*YOUR INSTRUCTIONS:* Every line of the data below needs to be reproduced exactly.

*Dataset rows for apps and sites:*
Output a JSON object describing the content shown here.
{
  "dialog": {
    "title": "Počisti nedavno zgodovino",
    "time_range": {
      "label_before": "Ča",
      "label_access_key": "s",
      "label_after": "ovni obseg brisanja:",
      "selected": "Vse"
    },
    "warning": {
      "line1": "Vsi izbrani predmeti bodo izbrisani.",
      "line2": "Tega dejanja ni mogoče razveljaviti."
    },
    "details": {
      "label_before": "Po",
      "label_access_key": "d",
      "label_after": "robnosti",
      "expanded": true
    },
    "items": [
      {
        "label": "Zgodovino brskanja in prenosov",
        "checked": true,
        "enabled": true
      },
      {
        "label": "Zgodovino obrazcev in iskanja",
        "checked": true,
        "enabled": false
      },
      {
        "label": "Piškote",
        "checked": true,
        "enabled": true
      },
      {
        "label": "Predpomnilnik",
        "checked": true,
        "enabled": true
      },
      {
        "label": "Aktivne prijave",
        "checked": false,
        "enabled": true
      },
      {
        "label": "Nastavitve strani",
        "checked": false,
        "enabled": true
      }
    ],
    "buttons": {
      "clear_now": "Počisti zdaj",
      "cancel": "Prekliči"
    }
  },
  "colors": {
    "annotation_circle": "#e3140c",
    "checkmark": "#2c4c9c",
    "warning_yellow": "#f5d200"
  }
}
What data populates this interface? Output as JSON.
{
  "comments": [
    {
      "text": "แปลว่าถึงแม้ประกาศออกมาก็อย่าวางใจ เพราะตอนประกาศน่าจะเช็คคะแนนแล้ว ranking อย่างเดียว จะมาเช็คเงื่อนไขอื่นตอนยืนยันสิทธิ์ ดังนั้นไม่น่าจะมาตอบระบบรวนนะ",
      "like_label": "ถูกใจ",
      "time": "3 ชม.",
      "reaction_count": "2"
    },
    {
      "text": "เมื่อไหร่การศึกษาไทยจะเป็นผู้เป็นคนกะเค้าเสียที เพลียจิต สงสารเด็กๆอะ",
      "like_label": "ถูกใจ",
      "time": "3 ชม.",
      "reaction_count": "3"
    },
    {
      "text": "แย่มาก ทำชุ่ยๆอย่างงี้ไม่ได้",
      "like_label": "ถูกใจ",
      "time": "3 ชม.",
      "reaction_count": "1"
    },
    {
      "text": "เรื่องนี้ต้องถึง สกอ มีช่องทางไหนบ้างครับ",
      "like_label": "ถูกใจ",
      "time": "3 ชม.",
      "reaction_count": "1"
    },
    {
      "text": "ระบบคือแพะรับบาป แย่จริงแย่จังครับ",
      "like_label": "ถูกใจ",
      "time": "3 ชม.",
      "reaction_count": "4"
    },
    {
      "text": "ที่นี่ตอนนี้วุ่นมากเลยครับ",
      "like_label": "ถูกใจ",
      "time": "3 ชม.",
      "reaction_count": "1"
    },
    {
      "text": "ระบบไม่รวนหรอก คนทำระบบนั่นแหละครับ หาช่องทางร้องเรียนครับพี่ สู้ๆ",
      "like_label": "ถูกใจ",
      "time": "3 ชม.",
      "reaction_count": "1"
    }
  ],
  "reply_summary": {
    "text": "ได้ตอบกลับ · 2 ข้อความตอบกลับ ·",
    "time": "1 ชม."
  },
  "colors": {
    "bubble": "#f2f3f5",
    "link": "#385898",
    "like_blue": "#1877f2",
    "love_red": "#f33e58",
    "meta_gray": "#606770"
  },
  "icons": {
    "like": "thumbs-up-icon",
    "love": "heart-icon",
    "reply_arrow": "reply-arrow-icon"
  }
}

*RESULT FOR THIS TASK:*
Output a JSON object describing the content shown here.
{
  "dialog": {
    "title": "Počisti nedavno zgodovino",
    "time_range": {
      "label_before": "Ča",
      "label_access_key": "s",
      "label_after": "ovni obseg brisanja:",
      "selected": "Vse"
    },
    "warning": {
      "line1": "Vsi izbrani predmeti bodo izbrisani.",
      "line2": "Tega dejanja ni mogoče razveljaviti."
    },
    "details": {
      "label_before": "Po",
      "label_access_key": "d",
      "label_after": "robnosti",
      "expanded": true
    },
    "items": [
      {
        "label": "Zgodovino brskanja in prenosov",
        "checked": true,
        "enabled": true
      },
      {
        "label": "Zgodovino obrazcev in iskanja",
        "checked": true,
        "enabled": false
      },
      {
        "label": "Piškote",
        "checked": true,
        "enabled": true
      },
      {
        "label": "Predpomnilnik",
        "checked": true,
        "enabled": true
      },
      {
        "label": "Aktivne prijave",
        "checked": false,
        "enabled": true
      },
      {
        "label": "Nastavitve strani",
        "checked": false,
        "enabled": true
      }
    ],
    "buttons": {
      "clear_now": "Počisti zdaj",
      "cancel": "Prekliči"
    }
  },
  "colors": {
    "annotation_circle": "#e3140c",
    "checkmark": "#2c4c9c",
    "warning_yellow": "#f5d200"
  }
}
What data populates this interface? Output as JSON.
{
  "comments": [
    {
      "text": "แปลว่าถึงแม้ประกาศออกมาก็อย่าวางใจ เพราะตอนประกาศน่าจะเช็คคะแนนแล้ว ranking อย่างเดียว จะมาเช็คเงื่อนไขอื่นตอนยืนยันสิทธิ์ ดังนั้นไม่น่าจะมาตอบระบบรวนนะ",
      "like_label": "ถูกใจ",
      "time": "3 ชม.",
      "reaction_count": "2"
    },
    {
      "text": "เมื่อไหร่การศึกษาไทยจะเป็นผู้เป็นคนกะเค้าเสียที เพลียจิต สงสารเด็กๆอะ",
      "like_label": "ถูกใจ",
      "time": "3 ชม.",
      "reaction_count": "3"
    },
    {
      "text": "แย่มาก ทำชุ่ยๆอย่างงี้ไม่ได้",
      "like_label": "ถูกใจ",
      "time": "3 ชม.",
      "reaction_count": "1"
    },
    {
      "text": "เรื่องนี้ต้องถึง สกอ มีช่องทางไหนบ้างครับ",
      "like_label": "ถูกใจ",
      "time": "3 ชม.",
      "reaction_count": "1"
    },
    {
      "text": "ระบบคือแพะรับบาป แย่จริงแย่จังครับ",
      "like_label": "ถูกใจ",
      "time": "3 ชม.",
      "reaction_count": "4"
    },
    {
      "text": "ที่นี่ตอนนี้วุ่นมากเลยครับ",
      "like_label": "ถูกใจ",
      "time": "3 ชม.",
      "reaction_count": "1"
    },
    {
      "text": "ระบบไม่รวนหรอก คนทำระบบนั่นแหละครับ หาช่องทางร้องเรียนครับพี่ สู้ๆ",
      "like_label": "ถูกใจ",
      "time": "3 ชม.",
      "reaction_count": "1"
    }
  ],
  "reply_summary": {
    "text": "ได้ตอบกลับ · 2 ข้อความตอบกลับ ·",
    "time": "1 ชม."
  },
  "colors": {
    "bubble": "#f2f3f5",
    "link": "#385898",
    "like_blue": "#1877f2",
    "love_red": "#f33e58",
    "meta_gray": "#606770"
  },
  "icons": {
    "like": "thumbs-up-icon",
    "love": "heart-icon",
    "reply_arrow": "reply-arrow-icon"
  }
}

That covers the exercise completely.